Task statement: Each record should be given again exactly as it appears, with no image included.

== Segment start ==

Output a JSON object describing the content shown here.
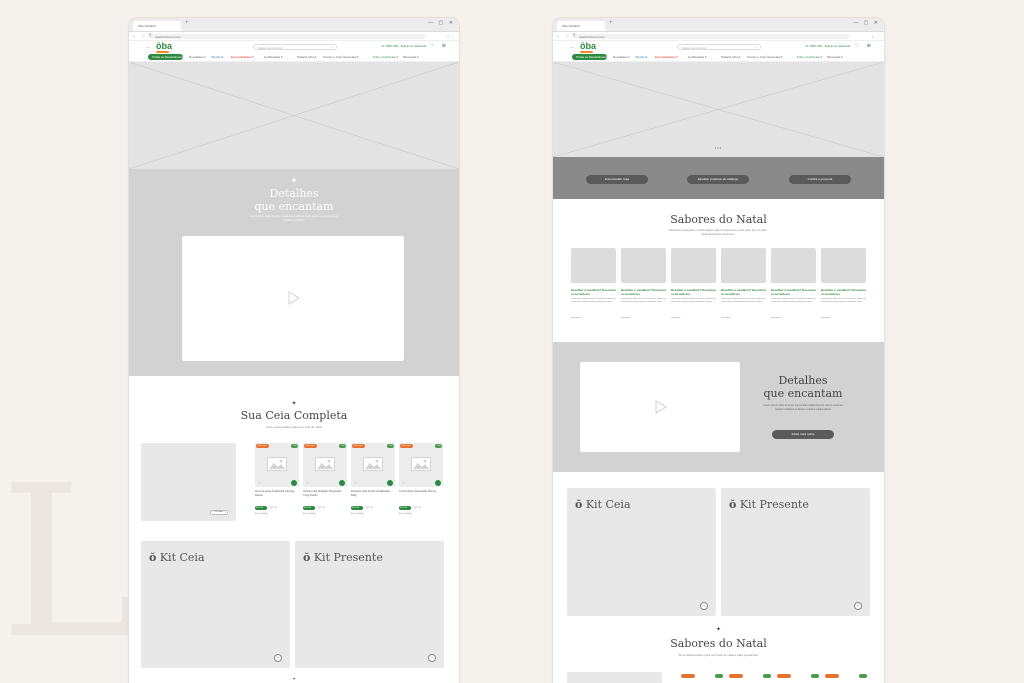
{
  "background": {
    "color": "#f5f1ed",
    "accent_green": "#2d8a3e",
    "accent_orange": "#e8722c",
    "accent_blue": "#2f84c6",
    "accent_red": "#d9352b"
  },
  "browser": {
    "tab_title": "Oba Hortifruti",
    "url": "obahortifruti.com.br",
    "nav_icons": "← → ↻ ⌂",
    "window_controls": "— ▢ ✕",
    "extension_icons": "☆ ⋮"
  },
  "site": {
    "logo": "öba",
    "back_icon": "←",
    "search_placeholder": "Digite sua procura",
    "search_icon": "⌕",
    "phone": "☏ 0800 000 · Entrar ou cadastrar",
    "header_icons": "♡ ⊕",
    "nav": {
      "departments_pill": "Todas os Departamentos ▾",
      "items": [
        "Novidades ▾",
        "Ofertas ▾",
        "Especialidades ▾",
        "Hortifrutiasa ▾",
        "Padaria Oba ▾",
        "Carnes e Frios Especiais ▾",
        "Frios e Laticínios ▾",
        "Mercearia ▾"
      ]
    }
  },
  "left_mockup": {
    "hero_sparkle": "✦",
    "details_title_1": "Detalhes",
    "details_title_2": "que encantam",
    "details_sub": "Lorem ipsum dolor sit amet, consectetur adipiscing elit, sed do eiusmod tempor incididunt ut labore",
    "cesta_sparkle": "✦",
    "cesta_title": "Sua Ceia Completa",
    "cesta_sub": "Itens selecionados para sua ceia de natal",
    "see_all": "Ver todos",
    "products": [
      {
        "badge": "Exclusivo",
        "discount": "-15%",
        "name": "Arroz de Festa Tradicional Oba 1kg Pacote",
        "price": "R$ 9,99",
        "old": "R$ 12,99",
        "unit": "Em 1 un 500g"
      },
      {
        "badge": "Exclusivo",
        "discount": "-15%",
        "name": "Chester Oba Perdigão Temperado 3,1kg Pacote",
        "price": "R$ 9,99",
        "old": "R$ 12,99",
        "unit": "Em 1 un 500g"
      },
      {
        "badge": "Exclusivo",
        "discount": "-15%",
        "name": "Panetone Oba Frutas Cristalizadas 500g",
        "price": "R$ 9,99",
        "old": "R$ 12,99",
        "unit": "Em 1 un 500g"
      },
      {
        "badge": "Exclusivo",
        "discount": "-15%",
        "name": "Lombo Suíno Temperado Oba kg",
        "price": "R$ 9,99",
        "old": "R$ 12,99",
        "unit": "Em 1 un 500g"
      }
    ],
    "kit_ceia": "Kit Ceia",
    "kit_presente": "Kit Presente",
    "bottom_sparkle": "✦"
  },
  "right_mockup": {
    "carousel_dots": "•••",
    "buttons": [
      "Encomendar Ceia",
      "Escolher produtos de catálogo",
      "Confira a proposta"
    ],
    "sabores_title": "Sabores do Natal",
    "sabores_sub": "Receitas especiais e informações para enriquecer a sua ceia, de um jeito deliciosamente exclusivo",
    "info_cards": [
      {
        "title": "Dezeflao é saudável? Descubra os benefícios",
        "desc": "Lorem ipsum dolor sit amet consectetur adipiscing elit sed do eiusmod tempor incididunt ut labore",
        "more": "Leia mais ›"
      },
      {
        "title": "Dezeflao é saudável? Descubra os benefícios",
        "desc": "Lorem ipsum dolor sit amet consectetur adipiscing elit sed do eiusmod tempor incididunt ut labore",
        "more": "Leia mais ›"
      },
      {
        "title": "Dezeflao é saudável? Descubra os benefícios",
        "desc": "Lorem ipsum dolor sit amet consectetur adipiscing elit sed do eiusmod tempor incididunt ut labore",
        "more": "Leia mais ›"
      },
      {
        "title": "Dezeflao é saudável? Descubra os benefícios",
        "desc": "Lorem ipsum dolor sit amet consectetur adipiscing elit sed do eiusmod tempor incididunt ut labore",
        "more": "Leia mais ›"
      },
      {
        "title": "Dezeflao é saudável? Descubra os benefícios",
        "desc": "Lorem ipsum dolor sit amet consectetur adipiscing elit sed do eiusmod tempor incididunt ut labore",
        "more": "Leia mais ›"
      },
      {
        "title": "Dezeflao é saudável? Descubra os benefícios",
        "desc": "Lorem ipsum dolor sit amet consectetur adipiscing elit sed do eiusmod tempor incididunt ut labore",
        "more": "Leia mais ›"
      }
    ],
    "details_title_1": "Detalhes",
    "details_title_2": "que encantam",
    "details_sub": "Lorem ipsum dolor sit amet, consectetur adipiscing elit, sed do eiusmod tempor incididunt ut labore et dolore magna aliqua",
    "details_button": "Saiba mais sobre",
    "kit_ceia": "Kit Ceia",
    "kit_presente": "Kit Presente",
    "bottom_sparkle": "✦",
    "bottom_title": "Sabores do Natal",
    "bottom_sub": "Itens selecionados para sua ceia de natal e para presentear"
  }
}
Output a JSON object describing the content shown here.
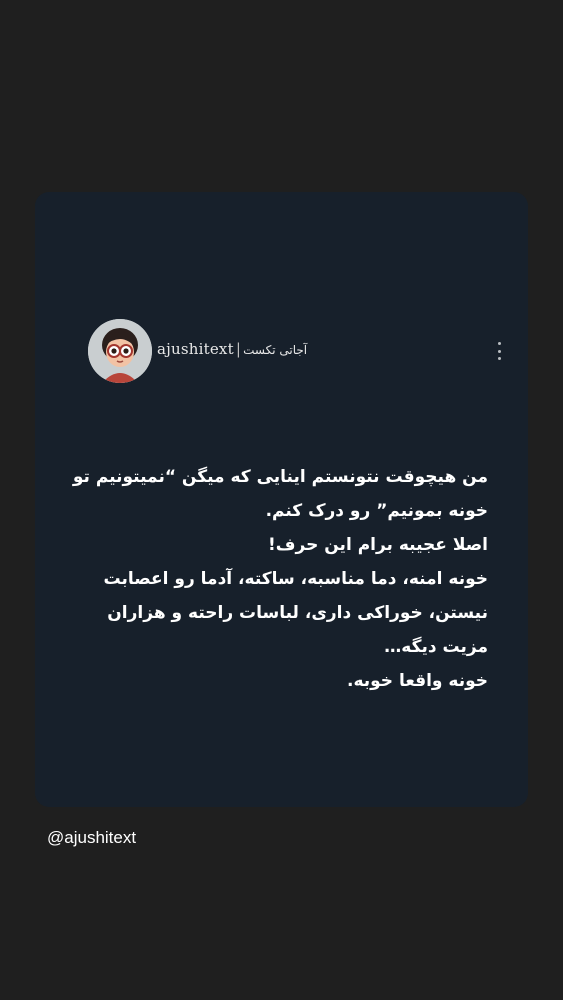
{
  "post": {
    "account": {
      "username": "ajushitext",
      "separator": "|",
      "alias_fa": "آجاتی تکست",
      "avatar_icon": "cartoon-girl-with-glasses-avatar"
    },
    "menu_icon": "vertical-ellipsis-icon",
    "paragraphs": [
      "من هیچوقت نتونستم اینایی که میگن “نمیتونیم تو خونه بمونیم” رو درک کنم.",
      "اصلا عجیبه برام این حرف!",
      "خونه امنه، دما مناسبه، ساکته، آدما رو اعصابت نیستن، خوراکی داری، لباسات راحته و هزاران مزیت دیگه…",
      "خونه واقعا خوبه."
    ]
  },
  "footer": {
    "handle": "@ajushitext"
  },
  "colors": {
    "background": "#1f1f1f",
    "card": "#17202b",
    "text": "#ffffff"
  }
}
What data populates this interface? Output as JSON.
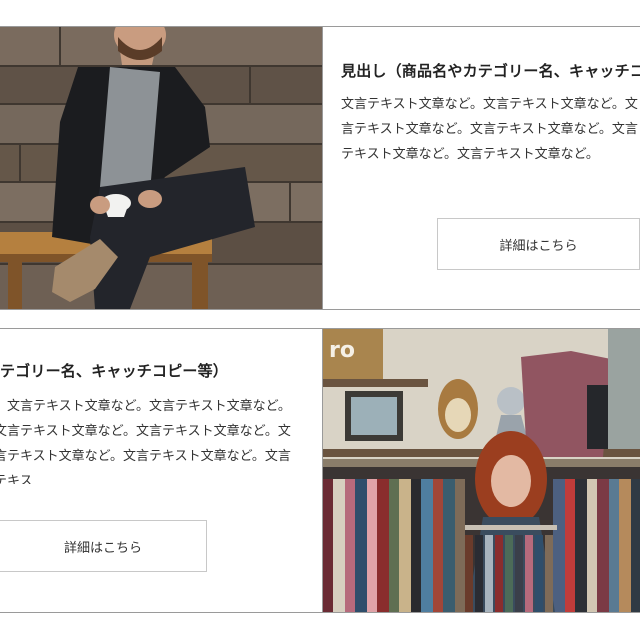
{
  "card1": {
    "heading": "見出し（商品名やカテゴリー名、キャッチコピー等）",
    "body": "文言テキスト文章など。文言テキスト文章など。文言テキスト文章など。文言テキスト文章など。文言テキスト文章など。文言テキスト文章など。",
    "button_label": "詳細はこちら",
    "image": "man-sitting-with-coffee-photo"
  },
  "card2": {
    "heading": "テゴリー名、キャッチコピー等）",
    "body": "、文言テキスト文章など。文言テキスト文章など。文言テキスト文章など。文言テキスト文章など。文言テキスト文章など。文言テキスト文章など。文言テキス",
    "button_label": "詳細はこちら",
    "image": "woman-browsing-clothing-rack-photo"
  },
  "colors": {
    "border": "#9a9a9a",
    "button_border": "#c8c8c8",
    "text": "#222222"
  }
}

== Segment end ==

Answer below:
Output a JSON object describing the content shown here.
{
  "background": {
    "color": "#f5f1ed",
    "accent_green": "#2d8a3e",
    "accent_orange": "#e8722c",
    "accent_blue": "#2f84c6",
    "accent_red": "#d9352b"
  },
  "browser": {
    "tab_title": "Oba Hortifruti",
    "url": "obahortifruti.com.br",
    "nav_icons": "← → ↻ ⌂",
    "window_controls": "— ▢ ✕",
    "extension_icons": "☆ ⋮"
  },
  "site": {
    "logo": "öba",
    "back_icon": "←",
    "search_placeholder": "Digite sua procura",
    "search_icon": "⌕",
    "phone": "☏ 0800 000 · Entrar ou cadastrar",
    "header_icons": "♡ ⊕",
    "nav": {
      "departments_pill": "Todas os Departamentos ▾",
      "items": [
        "Novidades ▾",
        "Ofertas ▾",
        "Especialidades ▾",
        "Hortifrutiasa ▾",
        "Padaria Oba ▾",
        "Carnes e Frios Especiais ▾",
        "Frios e Laticínios ▾",
        "Mercearia ▾"
      ]
    }
  },
  "left_mockup": {
    "hero_sparkle": "✦",
    "details_title_1": "Detalhes",
    "details_title_2": "que encantam",
    "details_sub": "Lorem ipsum dolor sit amet, consectetur adipiscing elit, sed do eiusmod tempor incididunt ut labore",
    "cesta_sparkle": "✦",
    "cesta_title": "Sua Ceia Completa",
    "cesta_sub": "Itens selecionados para sua ceia de natal",
    "see_all": "Ver todos",
    "products": [
      {
        "badge": "Exclusivo",
        "discount": "-15%",
        "name": "Arroz de Festa Tradicional Oba 1kg Pacote",
        "price": "R$ 9,99",
        "old": "R$ 12,99",
        "unit": "Em 1 un 500g"
      },
      {
        "badge": "Exclusivo",
        "discount": "-15%",
        "name": "Chester Oba Perdigão Temperado 3,1kg Pacote",
        "price": "R$ 9,99",
        "old": "R$ 12,99",
        "unit": "Em 1 un 500g"
      },
      {
        "badge": "Exclusivo",
        "discount": "-15%",
        "name": "Panetone Oba Frutas Cristalizadas 500g",
        "price": "R$ 9,99",
        "old": "R$ 12,99",
        "unit": "Em 1 un 500g"
      },
      {
        "badge": "Exclusivo",
        "discount": "-15%",
        "name": "Lombo Suíno Temperado Oba kg",
        "price": "R$ 9,99",
        "old": "R$ 12,99",
        "unit": "Em 1 un 500g"
      }
    ],
    "kit_ceia": "Kit Ceia",
    "kit_presente": "Kit Presente",
    "bottom_sparkle": "✦"
  },
  "right_mockup": {
    "carousel_dots": "•••",
    "buttons": [
      "Encomendar Ceia",
      "Escolher produtos de catálogo",
      "Confira a proposta"
    ],
    "sabores_title": "Sabores do Natal",
    "sabores_sub": "Receitas especiais e informações para enriquecer a sua ceia, de um jeito deliciosamente exclusivo",
    "info_cards": [
      {
        "title": "Dezeflao é saudável? Descubra os benefícios",
        "desc": "Lorem ipsum dolor sit amet consectetur adipiscing elit sed do eiusmod tempor incididunt ut labore",
        "more": "Leia mais ›"
      },
      {
        "title": "Dezeflao é saudável? Descubra os benefícios",
        "desc": "Lorem ipsum dolor sit amet consectetur adipiscing elit sed do eiusmod tempor incididunt ut labore",
        "more": "Leia mais ›"
      },
      {
        "title": "Dezeflao é saudável? Descubra os benefícios",
        "desc": "Lorem ipsum dolor sit amet consectetur adipiscing elit sed do eiusmod tempor incididunt ut labore",
        "more": "Leia mais ›"
      },
      {
        "title": "Dezeflao é saudável? Descubra os benefícios",
        "desc": "Lorem ipsum dolor sit amet consectetur adipiscing elit sed do eiusmod tempor incididunt ut labore",
        "more": "Leia mais ›"
      },
      {
        "title": "Dezeflao é saudável? Descubra os benefícios",
        "desc": "Lorem ipsum dolor sit amet consectetur adipiscing elit sed do eiusmod tempor incididunt ut labore",
        "more": "Leia mais ›"
      },
      {
        "title": "Dezeflao é saudável? Descubra os benefícios",
        "desc": "Lorem ipsum dolor sit amet consectetur adipiscing elit sed do eiusmod tempor incididunt ut labore",
        "more": "Leia mais ›"
      }
    ],
    "details_title_1": "Detalhes",
    "details_title_2": "que encantam",
    "details_sub": "Lorem ipsum dolor sit amet, consectetur adipiscing elit, sed do eiusmod tempor incididunt ut labore et dolore magna aliqua",
    "details_button": "Saiba mais sobre",
    "kit_ceia": "Kit Ceia",
    "kit_presente": "Kit Presente",
    "bottom_sparkle": "✦",
    "bottom_title": "Sabores do Natal",
    "bottom_sub": "Itens selecionados para sua ceia de natal e para presentear"
  }
}
Output a JSON object describing the content shown here.
{
  "post": {
    "account": {
      "username": "ajushitext",
      "separator": "|",
      "alias_fa": "آجاتی تکست",
      "avatar_icon": "cartoon-girl-with-glasses-avatar"
    },
    "menu_icon": "vertical-ellipsis-icon",
    "paragraphs": [
      "من هیچوقت نتونستم اینایی که میگن “نمیتونیم تو خونه بمونیم” رو درک کنم.",
      "اصلا عجیبه برام این حرف!",
      "خونه امنه، دما مناسبه، ساکته، آدما رو اعصابت نیستن، خوراکی داری، لباسات راحته و هزاران مزیت دیگه…",
      "خونه واقعا خوبه."
    ]
  },
  "footer": {
    "handle": "@ajushitext"
  },
  "colors": {
    "background": "#1f1f1f",
    "card": "#17202b",
    "text": "#ffffff"
  }
}
What data populates this interface? Output as JSON.
{
  "card1": {
    "heading": "見出し（商品名やカテゴリー名、キャッチコピー等）",
    "body": "文言テキスト文章など。文言テキスト文章など。文言テキスト文章など。文言テキスト文章など。文言テキスト文章など。文言テキスト文章など。",
    "button_label": "詳細はこちら",
    "image": "man-sitting-with-coffee-photo"
  },
  "card2": {
    "heading": "テゴリー名、キャッチコピー等）",
    "body": "、文言テキスト文章など。文言テキスト文章など。文言テキスト文章など。文言テキスト文章など。文言テキスト文章など。文言テキスト文章など。文言テキス",
    "button_label": "詳細はこちら",
    "image": "woman-browsing-clothing-rack-photo"
  },
  "colors": {
    "border": "#9a9a9a",
    "button_border": "#c8c8c8",
    "text": "#222222"
  }
}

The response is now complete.